*Exercise input*.
Segment Open

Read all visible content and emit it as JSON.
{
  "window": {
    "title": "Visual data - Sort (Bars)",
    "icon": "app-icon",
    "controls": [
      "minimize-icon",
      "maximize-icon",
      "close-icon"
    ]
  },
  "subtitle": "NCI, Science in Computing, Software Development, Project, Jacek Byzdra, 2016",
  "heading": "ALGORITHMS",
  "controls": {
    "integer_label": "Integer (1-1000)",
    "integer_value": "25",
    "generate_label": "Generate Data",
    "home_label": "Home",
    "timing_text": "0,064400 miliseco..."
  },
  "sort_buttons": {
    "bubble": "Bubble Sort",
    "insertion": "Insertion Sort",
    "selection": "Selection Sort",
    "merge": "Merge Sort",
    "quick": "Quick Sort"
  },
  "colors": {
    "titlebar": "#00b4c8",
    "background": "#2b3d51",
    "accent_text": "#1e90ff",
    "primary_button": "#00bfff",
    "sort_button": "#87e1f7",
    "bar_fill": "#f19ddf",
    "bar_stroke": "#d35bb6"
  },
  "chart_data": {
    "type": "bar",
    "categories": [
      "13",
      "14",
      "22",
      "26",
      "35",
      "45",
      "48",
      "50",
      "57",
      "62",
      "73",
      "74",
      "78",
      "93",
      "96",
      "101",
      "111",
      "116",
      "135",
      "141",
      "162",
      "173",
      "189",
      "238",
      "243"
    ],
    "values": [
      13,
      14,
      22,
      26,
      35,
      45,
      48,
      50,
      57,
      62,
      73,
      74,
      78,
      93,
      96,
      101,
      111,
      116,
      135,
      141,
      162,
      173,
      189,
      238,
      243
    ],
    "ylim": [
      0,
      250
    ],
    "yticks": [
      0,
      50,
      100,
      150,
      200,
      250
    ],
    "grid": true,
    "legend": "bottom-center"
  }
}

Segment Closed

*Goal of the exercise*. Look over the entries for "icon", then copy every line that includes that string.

*Your solution*.
    "icon": "app-icon",
      "minimize-icon",
      "maximize-icon",
      "close-icon"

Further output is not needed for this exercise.